ACTION ITEM: Report only the number of lines in the records that contain the word "name".

Top of DATASET

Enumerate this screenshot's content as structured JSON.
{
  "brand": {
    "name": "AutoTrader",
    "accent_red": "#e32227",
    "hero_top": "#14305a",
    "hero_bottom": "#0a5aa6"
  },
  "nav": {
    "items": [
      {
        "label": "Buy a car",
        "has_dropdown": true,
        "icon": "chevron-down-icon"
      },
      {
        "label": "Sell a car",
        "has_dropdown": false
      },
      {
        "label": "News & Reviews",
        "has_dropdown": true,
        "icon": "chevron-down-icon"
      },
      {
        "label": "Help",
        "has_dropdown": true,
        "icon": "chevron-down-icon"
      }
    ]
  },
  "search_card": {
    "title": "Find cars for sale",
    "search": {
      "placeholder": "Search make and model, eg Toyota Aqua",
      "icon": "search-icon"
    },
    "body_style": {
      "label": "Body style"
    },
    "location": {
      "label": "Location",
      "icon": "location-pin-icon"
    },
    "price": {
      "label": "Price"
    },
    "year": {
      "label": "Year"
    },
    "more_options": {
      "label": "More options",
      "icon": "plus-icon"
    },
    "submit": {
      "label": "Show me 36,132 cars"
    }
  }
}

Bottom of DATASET
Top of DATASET

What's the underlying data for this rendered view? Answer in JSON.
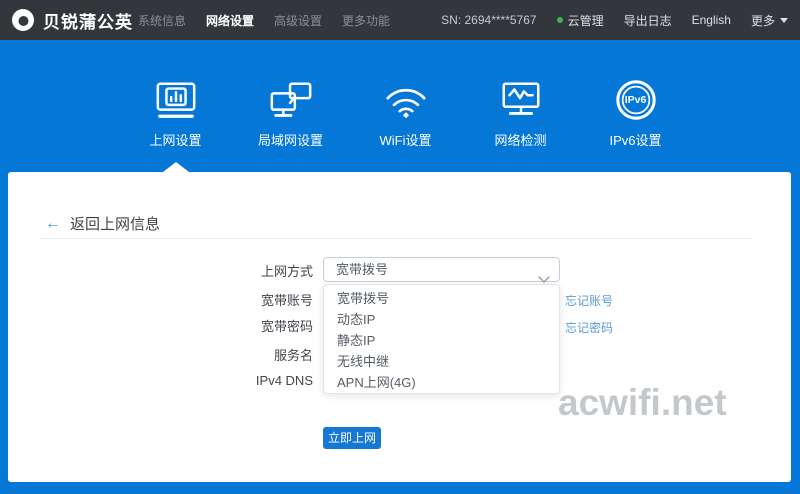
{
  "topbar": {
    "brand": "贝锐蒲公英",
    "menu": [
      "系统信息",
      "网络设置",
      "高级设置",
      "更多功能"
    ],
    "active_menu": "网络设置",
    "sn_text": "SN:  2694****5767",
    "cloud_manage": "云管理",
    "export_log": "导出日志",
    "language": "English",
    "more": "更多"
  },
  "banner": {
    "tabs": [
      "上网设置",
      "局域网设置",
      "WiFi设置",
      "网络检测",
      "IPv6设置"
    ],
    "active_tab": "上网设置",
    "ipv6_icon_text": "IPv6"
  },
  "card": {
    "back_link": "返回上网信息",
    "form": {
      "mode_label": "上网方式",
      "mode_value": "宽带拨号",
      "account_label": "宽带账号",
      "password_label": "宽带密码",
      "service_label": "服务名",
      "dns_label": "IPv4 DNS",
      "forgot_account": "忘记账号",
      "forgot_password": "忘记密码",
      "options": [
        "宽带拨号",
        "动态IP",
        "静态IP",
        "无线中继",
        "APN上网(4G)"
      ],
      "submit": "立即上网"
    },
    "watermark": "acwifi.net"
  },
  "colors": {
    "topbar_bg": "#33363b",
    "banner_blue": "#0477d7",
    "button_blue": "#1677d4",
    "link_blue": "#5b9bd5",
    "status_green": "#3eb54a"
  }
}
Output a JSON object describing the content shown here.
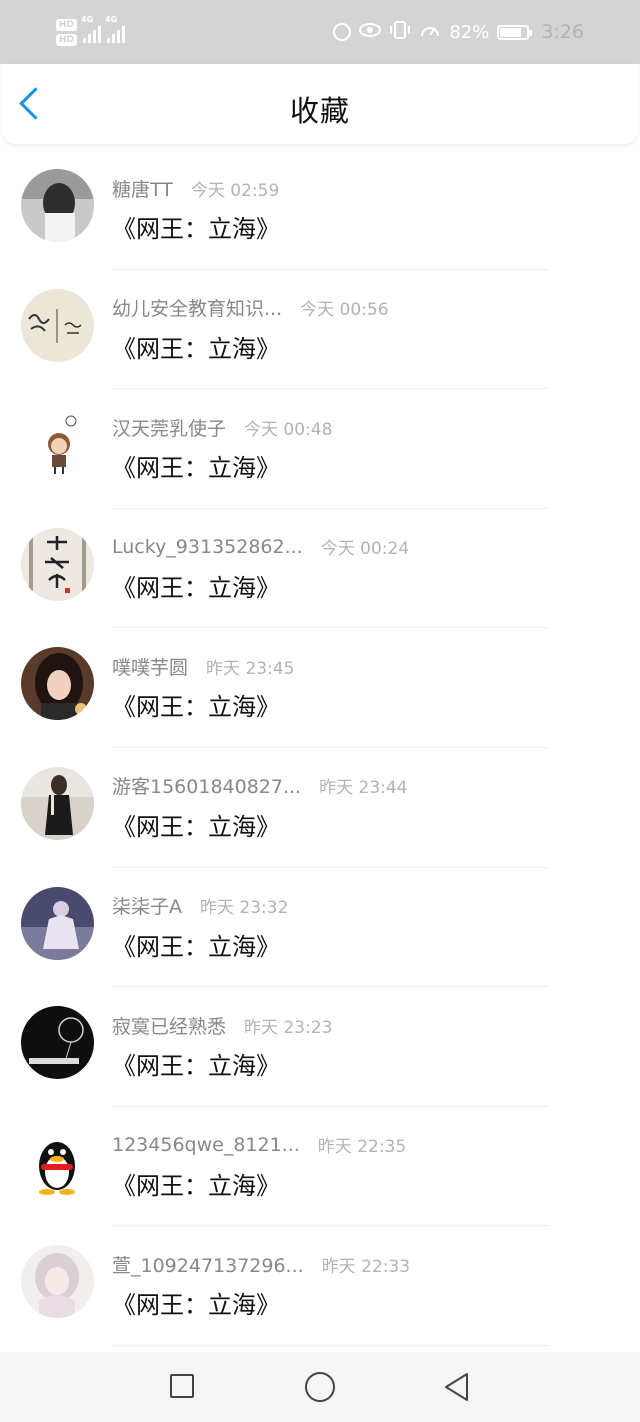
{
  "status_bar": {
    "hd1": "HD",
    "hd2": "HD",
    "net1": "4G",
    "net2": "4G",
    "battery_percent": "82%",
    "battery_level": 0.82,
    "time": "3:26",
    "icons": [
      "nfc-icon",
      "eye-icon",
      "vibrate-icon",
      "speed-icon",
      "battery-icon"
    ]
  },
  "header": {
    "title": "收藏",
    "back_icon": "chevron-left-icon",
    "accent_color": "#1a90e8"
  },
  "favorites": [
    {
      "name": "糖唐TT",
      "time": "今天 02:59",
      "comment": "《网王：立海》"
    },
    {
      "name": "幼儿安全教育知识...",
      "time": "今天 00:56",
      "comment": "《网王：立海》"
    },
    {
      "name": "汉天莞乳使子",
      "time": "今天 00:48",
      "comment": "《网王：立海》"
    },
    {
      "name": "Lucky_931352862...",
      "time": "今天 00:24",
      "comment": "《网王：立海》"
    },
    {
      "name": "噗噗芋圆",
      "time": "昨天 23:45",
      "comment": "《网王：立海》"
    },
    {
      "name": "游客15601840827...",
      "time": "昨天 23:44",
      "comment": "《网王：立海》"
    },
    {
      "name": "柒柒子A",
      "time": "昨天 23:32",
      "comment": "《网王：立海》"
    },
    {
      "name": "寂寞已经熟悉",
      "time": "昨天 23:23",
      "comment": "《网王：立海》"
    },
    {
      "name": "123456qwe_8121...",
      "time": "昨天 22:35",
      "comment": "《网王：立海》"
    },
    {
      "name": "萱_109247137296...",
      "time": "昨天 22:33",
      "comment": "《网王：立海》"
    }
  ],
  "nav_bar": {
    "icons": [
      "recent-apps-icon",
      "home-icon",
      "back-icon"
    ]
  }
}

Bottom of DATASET

OUTPUT FOR THIS EXERCISE: 11